EXERCISE REQUIREMENTS
Among the records that follow, find each line holding the word "ecosystem" and copy it.

======== STORED DATA ========

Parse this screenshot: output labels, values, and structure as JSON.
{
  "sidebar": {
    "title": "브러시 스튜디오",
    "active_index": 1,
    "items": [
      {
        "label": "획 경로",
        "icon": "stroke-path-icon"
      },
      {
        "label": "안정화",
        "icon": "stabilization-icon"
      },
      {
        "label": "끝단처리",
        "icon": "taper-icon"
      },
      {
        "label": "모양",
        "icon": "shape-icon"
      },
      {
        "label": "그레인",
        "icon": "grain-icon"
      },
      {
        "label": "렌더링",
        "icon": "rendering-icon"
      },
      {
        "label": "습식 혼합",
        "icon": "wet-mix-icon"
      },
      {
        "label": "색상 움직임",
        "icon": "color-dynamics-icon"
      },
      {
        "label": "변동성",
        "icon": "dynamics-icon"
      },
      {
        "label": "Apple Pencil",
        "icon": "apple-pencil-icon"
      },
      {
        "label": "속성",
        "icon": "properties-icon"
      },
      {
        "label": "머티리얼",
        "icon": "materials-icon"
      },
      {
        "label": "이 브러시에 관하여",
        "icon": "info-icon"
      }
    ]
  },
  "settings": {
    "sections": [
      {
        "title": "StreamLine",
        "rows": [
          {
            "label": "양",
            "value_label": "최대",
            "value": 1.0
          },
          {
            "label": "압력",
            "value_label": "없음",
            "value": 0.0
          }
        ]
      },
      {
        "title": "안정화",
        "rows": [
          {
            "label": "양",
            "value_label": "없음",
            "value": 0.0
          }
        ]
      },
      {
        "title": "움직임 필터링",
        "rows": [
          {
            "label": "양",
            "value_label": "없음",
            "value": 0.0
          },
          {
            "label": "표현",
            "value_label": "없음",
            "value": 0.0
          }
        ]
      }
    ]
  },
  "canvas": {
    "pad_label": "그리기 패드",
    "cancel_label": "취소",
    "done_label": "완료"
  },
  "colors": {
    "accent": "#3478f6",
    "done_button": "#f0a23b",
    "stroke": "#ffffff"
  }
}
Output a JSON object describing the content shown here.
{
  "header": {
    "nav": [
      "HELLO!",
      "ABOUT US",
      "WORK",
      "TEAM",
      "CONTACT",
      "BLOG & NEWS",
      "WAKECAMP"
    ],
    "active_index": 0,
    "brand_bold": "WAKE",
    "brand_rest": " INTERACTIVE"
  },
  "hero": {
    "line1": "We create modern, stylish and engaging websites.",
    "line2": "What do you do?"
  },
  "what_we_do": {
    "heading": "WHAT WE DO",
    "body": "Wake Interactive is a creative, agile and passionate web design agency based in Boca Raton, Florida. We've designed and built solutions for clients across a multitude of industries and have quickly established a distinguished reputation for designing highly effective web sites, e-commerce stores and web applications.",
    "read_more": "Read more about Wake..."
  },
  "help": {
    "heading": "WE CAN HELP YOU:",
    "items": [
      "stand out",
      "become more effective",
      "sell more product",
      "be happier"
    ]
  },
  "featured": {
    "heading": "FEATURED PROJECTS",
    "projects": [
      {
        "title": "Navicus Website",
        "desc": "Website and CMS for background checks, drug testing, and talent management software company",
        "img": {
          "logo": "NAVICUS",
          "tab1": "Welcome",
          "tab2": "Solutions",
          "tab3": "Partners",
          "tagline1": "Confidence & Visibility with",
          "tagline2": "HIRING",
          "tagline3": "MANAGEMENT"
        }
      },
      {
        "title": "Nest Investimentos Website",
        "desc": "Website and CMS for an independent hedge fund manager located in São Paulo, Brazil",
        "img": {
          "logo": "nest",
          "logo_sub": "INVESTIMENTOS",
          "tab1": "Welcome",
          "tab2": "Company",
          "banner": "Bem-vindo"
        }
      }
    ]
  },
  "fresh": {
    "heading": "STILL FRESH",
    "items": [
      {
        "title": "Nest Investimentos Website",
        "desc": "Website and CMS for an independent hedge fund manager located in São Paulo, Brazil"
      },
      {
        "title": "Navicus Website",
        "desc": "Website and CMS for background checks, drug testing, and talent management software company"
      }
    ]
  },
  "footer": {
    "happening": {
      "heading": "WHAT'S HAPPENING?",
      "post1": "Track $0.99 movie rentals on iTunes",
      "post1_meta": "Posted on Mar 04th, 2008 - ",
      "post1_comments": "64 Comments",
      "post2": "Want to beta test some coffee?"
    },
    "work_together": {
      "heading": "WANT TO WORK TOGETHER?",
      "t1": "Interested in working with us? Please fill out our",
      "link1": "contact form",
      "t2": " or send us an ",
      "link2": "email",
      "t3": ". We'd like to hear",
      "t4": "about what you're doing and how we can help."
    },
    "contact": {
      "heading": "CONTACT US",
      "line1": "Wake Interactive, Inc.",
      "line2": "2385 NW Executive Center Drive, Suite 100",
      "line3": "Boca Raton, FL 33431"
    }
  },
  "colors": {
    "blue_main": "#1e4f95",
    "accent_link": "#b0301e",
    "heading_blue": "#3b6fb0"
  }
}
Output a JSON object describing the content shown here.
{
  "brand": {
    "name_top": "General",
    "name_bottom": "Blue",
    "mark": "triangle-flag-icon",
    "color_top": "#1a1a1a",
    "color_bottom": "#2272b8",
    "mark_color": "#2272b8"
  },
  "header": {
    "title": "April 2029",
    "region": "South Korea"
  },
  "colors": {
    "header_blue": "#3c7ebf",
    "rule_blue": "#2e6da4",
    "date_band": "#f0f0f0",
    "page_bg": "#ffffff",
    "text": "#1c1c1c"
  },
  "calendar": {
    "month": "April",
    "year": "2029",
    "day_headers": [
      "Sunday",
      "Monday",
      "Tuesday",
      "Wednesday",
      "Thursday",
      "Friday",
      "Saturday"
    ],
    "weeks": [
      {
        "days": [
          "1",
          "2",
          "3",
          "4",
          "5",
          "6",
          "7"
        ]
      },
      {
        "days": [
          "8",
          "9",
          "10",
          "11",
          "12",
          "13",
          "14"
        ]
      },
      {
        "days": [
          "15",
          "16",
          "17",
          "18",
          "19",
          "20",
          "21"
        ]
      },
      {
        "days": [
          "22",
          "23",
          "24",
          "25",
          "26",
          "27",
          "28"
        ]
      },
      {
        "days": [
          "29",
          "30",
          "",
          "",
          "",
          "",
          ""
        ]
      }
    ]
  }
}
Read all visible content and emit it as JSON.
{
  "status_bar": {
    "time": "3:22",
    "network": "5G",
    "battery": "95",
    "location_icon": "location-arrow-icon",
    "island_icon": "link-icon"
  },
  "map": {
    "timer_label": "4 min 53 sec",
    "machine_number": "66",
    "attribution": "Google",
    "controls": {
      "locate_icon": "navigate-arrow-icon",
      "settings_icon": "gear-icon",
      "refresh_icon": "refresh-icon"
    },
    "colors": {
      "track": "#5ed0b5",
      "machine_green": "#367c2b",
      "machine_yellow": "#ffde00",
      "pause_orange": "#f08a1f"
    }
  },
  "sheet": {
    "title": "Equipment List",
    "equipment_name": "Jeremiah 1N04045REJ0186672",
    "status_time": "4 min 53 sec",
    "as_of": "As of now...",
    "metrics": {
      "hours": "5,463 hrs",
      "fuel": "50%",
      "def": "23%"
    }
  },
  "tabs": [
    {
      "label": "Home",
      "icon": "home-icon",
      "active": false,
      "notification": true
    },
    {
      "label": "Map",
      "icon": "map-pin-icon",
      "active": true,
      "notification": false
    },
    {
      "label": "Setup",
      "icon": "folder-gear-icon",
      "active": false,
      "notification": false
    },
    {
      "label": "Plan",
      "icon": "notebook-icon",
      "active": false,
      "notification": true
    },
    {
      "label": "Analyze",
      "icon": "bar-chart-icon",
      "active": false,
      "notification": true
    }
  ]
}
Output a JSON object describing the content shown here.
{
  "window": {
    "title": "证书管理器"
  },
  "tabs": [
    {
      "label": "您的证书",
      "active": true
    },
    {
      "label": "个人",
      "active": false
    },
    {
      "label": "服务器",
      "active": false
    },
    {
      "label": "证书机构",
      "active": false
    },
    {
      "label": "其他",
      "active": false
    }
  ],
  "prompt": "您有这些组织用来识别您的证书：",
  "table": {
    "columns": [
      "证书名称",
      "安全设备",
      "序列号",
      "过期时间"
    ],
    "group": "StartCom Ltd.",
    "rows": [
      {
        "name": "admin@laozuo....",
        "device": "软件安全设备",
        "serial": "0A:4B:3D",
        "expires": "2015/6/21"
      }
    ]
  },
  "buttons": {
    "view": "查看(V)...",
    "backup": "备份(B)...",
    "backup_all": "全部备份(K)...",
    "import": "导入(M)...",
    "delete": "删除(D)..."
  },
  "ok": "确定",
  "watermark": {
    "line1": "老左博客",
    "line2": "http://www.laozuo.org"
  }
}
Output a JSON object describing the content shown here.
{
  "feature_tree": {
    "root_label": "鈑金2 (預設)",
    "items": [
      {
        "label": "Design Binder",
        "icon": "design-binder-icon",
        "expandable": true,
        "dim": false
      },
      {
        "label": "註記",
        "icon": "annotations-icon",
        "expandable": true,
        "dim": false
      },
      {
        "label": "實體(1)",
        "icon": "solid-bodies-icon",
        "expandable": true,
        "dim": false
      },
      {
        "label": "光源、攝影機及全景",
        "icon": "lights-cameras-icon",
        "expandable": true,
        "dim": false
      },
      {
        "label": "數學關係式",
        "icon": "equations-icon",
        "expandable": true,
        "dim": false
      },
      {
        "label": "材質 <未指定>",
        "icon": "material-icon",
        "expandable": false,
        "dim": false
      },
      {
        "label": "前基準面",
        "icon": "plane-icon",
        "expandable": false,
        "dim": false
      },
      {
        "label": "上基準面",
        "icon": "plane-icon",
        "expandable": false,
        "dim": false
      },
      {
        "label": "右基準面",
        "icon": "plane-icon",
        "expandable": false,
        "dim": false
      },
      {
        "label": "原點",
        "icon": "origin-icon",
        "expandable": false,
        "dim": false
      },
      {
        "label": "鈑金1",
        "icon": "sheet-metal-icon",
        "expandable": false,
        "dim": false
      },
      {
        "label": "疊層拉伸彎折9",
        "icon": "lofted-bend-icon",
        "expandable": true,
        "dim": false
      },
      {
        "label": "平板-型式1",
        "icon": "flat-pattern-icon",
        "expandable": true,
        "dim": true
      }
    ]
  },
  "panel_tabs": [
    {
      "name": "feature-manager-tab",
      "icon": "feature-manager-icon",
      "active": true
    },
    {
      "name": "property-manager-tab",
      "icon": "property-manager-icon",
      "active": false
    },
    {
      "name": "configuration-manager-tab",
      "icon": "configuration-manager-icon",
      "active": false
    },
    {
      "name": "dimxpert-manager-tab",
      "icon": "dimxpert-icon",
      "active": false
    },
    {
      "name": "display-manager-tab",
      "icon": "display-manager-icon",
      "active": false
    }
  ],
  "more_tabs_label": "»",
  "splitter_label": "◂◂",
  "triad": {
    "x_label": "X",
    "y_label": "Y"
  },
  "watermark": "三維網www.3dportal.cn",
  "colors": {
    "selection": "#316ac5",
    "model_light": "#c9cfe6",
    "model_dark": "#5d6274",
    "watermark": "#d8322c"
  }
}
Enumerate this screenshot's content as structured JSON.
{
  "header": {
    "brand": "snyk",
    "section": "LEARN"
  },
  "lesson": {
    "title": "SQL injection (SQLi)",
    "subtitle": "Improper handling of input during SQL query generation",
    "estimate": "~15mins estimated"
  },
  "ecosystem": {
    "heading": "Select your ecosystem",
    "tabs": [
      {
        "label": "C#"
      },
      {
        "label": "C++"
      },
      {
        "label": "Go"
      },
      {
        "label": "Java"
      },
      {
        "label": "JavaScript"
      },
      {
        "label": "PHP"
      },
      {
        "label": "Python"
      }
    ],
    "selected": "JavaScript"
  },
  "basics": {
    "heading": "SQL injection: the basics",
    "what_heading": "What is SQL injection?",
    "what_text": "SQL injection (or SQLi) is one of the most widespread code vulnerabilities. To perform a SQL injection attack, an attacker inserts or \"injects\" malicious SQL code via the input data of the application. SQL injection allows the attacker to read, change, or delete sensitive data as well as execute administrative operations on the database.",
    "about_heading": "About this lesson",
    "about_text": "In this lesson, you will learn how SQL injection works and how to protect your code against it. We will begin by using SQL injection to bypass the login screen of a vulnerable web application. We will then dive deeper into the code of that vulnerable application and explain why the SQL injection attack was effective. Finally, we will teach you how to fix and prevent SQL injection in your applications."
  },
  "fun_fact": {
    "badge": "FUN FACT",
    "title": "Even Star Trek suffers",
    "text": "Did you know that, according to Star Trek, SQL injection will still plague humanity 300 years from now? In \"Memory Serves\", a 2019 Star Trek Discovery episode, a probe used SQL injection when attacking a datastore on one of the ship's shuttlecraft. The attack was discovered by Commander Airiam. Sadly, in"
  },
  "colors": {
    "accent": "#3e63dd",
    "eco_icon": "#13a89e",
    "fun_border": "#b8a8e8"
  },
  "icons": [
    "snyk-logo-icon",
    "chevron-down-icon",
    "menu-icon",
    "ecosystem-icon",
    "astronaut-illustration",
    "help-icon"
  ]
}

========

WORKED SOLUTION
  "ecosystem": {
    "heading": "Select your ecosystem",
    "ecosystem-icon",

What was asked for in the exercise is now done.